The House Appropriations Committee is set today to approve a spending plan that would add $142 million next year above the current funding for the Army Corps of Engineers, the federal agency responsible for building and maintaining America's dams and locks, including the crumbling 75-year-old lock at the Chickamauga Dam in Chattanooga.
The budget plan adopted by the House Energy and Water Development subcommittee would provide $865 million more than what President Obama had proposed for the Corps for next year. The House spending plan also will ensure that all of the additional money raised from the recent 9-cents-a-gallon increase in the barge fuel tax will be matched with public funds to boost the Inland Waterways Trust Fund.

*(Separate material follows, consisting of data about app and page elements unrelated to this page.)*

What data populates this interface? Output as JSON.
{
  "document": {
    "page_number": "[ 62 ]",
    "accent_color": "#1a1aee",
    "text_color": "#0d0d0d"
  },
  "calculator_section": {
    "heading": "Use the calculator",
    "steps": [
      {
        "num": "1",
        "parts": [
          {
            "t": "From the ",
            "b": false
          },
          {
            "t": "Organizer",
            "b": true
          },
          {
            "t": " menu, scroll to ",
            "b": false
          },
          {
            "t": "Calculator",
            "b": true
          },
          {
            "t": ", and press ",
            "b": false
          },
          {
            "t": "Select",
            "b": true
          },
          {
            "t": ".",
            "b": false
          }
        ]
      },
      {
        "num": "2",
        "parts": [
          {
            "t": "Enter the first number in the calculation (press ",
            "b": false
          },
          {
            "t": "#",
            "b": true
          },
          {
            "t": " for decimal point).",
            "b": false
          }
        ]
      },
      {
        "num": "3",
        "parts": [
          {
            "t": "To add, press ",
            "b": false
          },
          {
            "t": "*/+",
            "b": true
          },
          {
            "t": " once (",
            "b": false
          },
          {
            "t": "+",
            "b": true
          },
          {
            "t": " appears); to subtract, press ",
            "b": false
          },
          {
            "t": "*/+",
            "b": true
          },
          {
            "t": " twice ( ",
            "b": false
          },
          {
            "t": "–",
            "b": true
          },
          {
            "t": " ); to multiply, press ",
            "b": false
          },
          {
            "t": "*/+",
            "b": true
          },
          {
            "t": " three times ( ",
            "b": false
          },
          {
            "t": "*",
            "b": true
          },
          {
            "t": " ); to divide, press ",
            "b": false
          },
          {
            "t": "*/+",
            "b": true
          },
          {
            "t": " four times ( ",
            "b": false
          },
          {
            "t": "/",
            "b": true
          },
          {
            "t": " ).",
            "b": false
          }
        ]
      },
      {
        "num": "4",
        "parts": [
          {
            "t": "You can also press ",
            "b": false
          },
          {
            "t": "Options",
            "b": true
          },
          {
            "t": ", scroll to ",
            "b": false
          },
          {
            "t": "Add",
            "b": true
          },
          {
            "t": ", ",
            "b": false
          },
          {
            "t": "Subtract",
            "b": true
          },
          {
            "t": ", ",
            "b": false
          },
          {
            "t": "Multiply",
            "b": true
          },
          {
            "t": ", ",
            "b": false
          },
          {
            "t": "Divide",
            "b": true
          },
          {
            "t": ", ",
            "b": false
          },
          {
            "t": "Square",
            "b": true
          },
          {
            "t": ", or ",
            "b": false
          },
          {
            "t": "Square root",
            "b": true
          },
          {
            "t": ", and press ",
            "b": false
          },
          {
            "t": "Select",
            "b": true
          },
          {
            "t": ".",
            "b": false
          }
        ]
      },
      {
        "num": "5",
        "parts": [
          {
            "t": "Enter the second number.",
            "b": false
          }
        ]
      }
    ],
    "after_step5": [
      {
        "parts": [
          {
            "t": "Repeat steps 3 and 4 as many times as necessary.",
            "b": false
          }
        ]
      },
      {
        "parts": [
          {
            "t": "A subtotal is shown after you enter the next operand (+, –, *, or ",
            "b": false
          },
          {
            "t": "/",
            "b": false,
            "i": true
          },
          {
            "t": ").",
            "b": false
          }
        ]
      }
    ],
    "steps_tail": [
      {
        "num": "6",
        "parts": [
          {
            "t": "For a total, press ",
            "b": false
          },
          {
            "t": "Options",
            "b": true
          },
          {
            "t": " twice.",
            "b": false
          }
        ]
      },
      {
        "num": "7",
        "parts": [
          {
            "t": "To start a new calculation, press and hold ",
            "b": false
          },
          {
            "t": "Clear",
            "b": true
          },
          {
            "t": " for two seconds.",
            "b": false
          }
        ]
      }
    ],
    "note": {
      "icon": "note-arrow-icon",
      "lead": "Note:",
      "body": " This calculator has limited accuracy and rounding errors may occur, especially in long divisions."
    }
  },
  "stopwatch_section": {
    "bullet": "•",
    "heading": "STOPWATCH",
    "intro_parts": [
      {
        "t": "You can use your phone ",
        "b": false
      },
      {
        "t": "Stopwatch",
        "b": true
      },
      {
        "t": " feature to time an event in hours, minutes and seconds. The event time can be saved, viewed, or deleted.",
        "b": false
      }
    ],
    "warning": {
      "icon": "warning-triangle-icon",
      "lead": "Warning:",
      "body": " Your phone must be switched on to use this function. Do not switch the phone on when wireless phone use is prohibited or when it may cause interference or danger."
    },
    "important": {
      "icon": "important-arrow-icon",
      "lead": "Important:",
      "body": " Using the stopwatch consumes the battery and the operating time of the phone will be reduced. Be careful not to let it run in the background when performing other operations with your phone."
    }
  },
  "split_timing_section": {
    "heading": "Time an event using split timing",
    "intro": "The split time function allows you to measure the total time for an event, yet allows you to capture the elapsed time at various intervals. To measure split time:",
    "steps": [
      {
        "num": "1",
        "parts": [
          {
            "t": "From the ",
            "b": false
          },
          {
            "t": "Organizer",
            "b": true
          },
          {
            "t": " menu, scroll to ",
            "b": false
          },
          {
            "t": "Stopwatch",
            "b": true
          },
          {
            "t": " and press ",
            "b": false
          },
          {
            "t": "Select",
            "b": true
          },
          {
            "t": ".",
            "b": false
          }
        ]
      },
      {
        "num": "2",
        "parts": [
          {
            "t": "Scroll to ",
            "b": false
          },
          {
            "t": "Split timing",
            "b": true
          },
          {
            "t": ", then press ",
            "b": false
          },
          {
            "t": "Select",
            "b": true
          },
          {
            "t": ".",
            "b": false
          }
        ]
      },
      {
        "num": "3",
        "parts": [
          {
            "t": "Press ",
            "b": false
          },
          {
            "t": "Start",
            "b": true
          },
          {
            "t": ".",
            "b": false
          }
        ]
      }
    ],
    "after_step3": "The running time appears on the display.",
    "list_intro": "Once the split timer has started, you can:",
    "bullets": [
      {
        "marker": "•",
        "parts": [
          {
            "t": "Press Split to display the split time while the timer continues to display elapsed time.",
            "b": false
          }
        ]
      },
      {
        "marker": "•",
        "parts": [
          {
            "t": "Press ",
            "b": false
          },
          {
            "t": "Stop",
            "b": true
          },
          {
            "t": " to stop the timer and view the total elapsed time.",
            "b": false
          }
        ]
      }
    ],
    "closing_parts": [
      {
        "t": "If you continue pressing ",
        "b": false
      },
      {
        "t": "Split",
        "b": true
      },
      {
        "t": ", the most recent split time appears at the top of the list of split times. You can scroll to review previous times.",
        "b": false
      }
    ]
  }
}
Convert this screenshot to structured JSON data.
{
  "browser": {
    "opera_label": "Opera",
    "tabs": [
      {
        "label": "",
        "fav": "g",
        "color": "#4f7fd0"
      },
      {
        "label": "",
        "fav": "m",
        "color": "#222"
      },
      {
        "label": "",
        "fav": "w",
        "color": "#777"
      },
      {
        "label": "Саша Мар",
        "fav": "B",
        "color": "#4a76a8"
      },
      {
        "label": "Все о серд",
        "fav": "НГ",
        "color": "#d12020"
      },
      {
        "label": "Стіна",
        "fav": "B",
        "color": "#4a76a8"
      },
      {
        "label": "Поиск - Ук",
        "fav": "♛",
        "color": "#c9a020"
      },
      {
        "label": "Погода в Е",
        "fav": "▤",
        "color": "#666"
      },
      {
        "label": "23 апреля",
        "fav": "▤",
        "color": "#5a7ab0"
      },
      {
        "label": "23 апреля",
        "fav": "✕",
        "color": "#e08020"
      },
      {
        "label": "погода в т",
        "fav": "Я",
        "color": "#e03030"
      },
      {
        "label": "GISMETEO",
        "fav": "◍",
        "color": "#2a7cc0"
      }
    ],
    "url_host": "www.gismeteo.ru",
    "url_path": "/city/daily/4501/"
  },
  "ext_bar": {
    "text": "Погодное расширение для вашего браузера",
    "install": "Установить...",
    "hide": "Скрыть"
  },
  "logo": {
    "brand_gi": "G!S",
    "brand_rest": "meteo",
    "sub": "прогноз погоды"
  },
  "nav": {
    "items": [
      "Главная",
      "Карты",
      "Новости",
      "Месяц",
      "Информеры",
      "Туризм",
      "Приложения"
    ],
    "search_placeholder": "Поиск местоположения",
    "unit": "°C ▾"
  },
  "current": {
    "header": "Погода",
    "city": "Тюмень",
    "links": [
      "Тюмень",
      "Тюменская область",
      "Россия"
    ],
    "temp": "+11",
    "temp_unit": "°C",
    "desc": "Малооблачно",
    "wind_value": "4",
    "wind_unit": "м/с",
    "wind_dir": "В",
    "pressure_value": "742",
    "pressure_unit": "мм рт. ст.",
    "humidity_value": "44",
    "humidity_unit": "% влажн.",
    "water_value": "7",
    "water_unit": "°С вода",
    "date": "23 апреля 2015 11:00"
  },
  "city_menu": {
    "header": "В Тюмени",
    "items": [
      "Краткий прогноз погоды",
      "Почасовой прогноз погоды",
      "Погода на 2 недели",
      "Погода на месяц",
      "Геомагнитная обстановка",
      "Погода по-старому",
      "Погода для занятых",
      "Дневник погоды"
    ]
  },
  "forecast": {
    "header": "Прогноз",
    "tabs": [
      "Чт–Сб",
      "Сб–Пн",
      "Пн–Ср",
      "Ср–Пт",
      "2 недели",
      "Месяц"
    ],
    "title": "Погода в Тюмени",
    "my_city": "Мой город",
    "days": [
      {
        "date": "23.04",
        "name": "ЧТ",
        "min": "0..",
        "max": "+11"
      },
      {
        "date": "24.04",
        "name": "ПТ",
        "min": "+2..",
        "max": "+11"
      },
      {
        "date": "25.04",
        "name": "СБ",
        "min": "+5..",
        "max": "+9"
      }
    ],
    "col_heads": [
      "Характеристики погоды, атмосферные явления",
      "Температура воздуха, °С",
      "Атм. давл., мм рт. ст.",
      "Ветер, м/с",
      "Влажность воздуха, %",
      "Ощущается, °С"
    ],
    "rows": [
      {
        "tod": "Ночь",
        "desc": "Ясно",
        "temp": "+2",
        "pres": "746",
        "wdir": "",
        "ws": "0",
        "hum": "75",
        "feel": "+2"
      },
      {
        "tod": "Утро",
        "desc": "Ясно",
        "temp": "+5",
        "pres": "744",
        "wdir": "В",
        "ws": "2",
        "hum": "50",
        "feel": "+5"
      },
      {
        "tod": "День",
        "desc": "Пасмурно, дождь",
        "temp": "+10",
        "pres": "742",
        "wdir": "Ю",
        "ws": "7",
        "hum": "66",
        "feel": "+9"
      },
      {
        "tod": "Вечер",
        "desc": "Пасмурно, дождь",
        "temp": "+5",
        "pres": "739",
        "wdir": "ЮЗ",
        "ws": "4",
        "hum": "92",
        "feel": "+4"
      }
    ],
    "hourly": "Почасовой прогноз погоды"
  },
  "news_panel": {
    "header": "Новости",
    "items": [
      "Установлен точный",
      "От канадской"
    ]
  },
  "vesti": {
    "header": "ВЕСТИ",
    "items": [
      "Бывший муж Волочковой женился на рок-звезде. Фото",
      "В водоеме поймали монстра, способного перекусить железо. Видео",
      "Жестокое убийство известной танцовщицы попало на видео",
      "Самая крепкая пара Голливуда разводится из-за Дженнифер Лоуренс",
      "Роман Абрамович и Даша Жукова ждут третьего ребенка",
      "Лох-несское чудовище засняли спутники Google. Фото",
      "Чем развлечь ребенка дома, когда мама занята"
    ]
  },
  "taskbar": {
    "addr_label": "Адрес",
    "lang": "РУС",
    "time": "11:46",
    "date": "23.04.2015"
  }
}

That increase should be enough to provide at least some money to resume construction of the new and bigger lock at the Chickamauga Dam, where building has been suspended for more than three years due to a lack of federal funds.
"I believe this is a good bill that prioritizes national defense and important water infrastructure projects, like the Chickamauga Lock," said U.S. Rep. Chuck Fleischmann, R-Tenn., who has made funding for the Chickamauga Lock one of his top legislative priorities. "The bill includes an additional $108 million dollars for Inland Waterways construction funding, which will be spent at the discretion of the Army Corps of Engineers."
Among the lock and dam projects being built by the Corps, the Chickamauga Lock currently has the fourth highest priority behind other locks in Ohio, Pennsylvania and Kentucky.
The Corps has already spent more than $180 million to design and start work on a bigger lock to replace the aging and smaller lock now at the Chickamauga Dam. The Corps estimates it will take more than $500 million to finish the new Chickamauga Lock.
Maintaining the existing lock at the Chickamauga Dam costs up to $3 million a year due to continued problems with concrete growth caused when river water mixes with the rock aggregate in the chamber walls.
The Corps' maintenance account under the House spending plan is nearly $3.06 billion -- the highest ever appropriated and nearly $350 million higher than the Obama administration's requested level.
U.S Rep. Hal Rogers, R-Ky., the chairman of the House Appropriations Committee, said the group's budget plan stays within the overall budget guidelines adopted by the Republican-controlled House while still boosting what is spent on dams and locks.
"It provides key funds for water infrastructure projects around the country to prevent floods and increase commerce," he said.
The subcommittee's approval of the higher spending level in the trust fund for inland waterway projects "is an important and critical first step" in getting more money for the Corps and its projects, according to Cline Jones, a former congressional staffer who now heads the Tennessee River Valley Association in Decatur, Ala.
The Waterways Council Inc., an industry trade group of river users pushing for more inland waterway projects, praised the new budget plan.
"This is a cause and effect scenario: invest properly in inland waterways and ports and increase U.S. competitiveness," said Michael Tooley, president of the Waterways Council.
Without the new lock, the upper third of the Tennessee River could be cut off from river commerce. The Corps estimates that the existing Chickamauga Lock could fail within the next decade, permanently shutting off shipments between the Nickajack and Chickamauga reservoirs until a new lock is built.
On Wednesday, the new head of the Tennessee-Tombigbee Waterway Development Authority, J. Craig Stepan, toured the Chickamauga Lock to understand the importance of the water passage 150 miles upstream from the waterway he oversees.
"This lock is an important part of feeding the Tenn-Tom waterway and it's vital that we get funding to finish the new lock," Jones said. "The new Chickamauga Lock is not just a Chattanooga project or a Tennessee project. It serves a national need."
Contact Dave Flessner at dflessner@times or at 757-6340.